Plastics, more importantly microplastics, clog our oceans. This phenomena in the ocean has been likened to smog around cities. These plastic particles are dangerous because they can absorb toxins, subsequently be consumed by zooplankton and invertebrates, and bioaccumluate up the food web to fish that are consumed by humans. A study in Nature found that 25 percent of seafood sold contains microplastics! There has been a recent awareness of the unseen harm that exists when plastic pollution in the ocean degrades into microplastics. A report in Environmental Research Letters estimated that “accumulated number of micro plastic particles… ranges from 15 to 51 trillion particles, weighing between 93 and 236 thousand metric tons.” That is cray cray. Despite a better awareness of the impact of microplastics on marine ecology, we still have a poor spatial understanding of microplastics in the ocean. The presence and density of microplastics is determined by trawling the ocean (i.e., researchers go out with a net and physically count the pieces of plastic they pick up). As you can imagine, this is not very effective.

Conceptualization of plastic degrading in the ocean. (Photo credit: Archipelagos Institute)

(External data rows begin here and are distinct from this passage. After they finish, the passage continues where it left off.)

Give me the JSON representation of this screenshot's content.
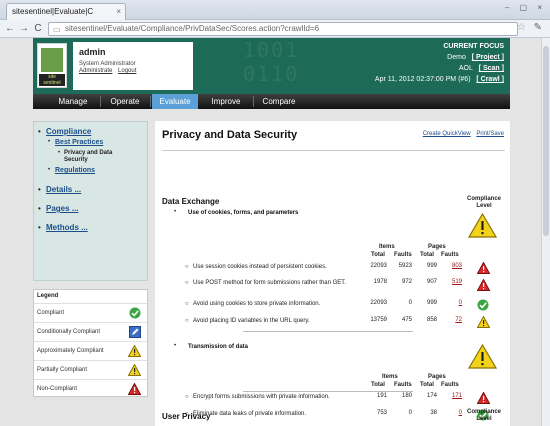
{
  "browser": {
    "tab_title": "sitesentinel|Evaluate|C",
    "tab_close": "×",
    "window_controls": "– ▢ ×",
    "back": "←",
    "forward": "→",
    "reload": "C",
    "url": "sitesentinel/Evaluate/Compliance/PrivDataSec/Scores.action?crawlId=6"
  },
  "header": {
    "logo_text": "site sentinel",
    "user_name": "admin",
    "user_role": "System Administrator",
    "user_links": [
      "Administrate",
      "Logout"
    ],
    "focus_title": "CURRENT FOCUS",
    "focus_rows": [
      {
        "label": "Demo",
        "link": "[ Project ]"
      },
      {
        "label": "AOL",
        "link": "[ Scan ]"
      },
      {
        "label": "Apr 11, 2012 02:37:00 PM (#6)",
        "link": "[ Crawl ]"
      }
    ]
  },
  "nav": {
    "items": [
      "Manage",
      "Operate",
      "Evaluate",
      "Improve",
      "Compare"
    ],
    "active": "Evaluate"
  },
  "sidebar": {
    "compliance": "Compliance",
    "best_practices": "Best Practices",
    "privacy": "Privacy and Data Security",
    "regulations": "Regulations",
    "details": "Details ...",
    "pages": "Pages ...",
    "methods": "Methods ..."
  },
  "legend": {
    "title": "Legend",
    "rows": [
      "Compliant",
      "Conditionally Compliant",
      "Approximately Compliant",
      "Partially Compliant",
      "Non-Compliant"
    ]
  },
  "content": {
    "title": "Privacy and Data Security",
    "actions": [
      "Create QuickView",
      "Print/Save"
    ],
    "compliance_header_1": "Compliance",
    "compliance_header_2": "Level",
    "sections": [
      {
        "heading": "Data Exchange"
      },
      {
        "heading": "User Privacy"
      }
    ],
    "group1": {
      "title": "Use of cookies, forms, and parameters",
      "items_header": "Items",
      "pages_header": "Pages",
      "cols": [
        "Total",
        "Faults",
        "Total",
        "Faults"
      ],
      "rows": [
        {
          "text": "Use session cookies instead of persistent cookies.",
          "it": "22093",
          "if": "5923",
          "pt": "999",
          "pf": "803"
        },
        {
          "text": "Use POST method for form submissions rather than GET.",
          "it": "1978",
          "if": "972",
          "pt": "907",
          "pf": "519"
        },
        {
          "text": "Avoid using cookies to store private information.",
          "it": "22093",
          "if": "0",
          "pt": "999",
          "pf": "0"
        },
        {
          "text": "Avoid placing ID variables in the URL query.",
          "it": "13759",
          "if": "475",
          "pt": "858",
          "pf": "72"
        }
      ]
    },
    "group2": {
      "title": "Transmission of data",
      "items_header": "Items",
      "pages_header": "Pages",
      "cols": [
        "Total",
        "Faults",
        "Total",
        "Faults"
      ],
      "rows": [
        {
          "text": "Encrypt forms submissions with private information.",
          "it": "191",
          "if": "180",
          "pt": "174",
          "pf": "171"
        },
        {
          "text": "Eliminate data leaks of private information.",
          "it": "753",
          "if": "0",
          "pt": "38",
          "pf": "0"
        }
      ]
    }
  },
  "colors": {
    "header_green": "#1d6a58",
    "nav_active": "#5ba0d9",
    "link_red": "#a01818",
    "link_blue": "#1c4f8a"
  }
}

This could soon change. A team of Harvard undergraduates developed a tool, Plastiback, that both identifies the presence of microplastics, and degrades them. Plastiback is an ingenuous floating bioreactor containing genetically modified E. coli bacteria. The bacteria are used to identify and degrade a specific type of microplastic called polyethylene terephthalate (PET) – commonly used in water bottles and fishing equipment. So how does Plastiback work? The genetically engineered E. coli secrete an enzyme that breaks down PET into terephthalic acid and ethylene glycol. A fluorescent protein glows green when the PET-degrading enzyme is expressed identifying the presence of microplastics. Because the byproducts of microplastic are toxic, the system goes a step further and the terephthalic acid is metabolized by a second type of bacteria, D. tsuruhatensis sp. nov.  producing electrons used to generate a small amount of voltage. The voltage is used to quantify how much PET was broken down by Plastiback, so the system both identifies the presence and quantifies the amount of microplastics broken down.

Conceptual diagram of how Plastiback works. (Photo credit: Harvard iGEM team)

This is an ingenious developent, and if scalable could be utilized to provide a better sense of the spatial distribution of microplastics while also working on reducing the concentrations of microplastics in the ocean. So lets give a big shoutout to the team which included students Gabriela Berner, Will Cho, Rebekah Chun, and Mofeyifoluwa Edun. They were mentored by Neel Joshi, Associate Professor of Chemical and Biological Engineering, and graduate students Pichet Praveschotinunt, David Lips, Kevin Hof, and Anita Chandrahas.

You can learn more about Plastiback at their website.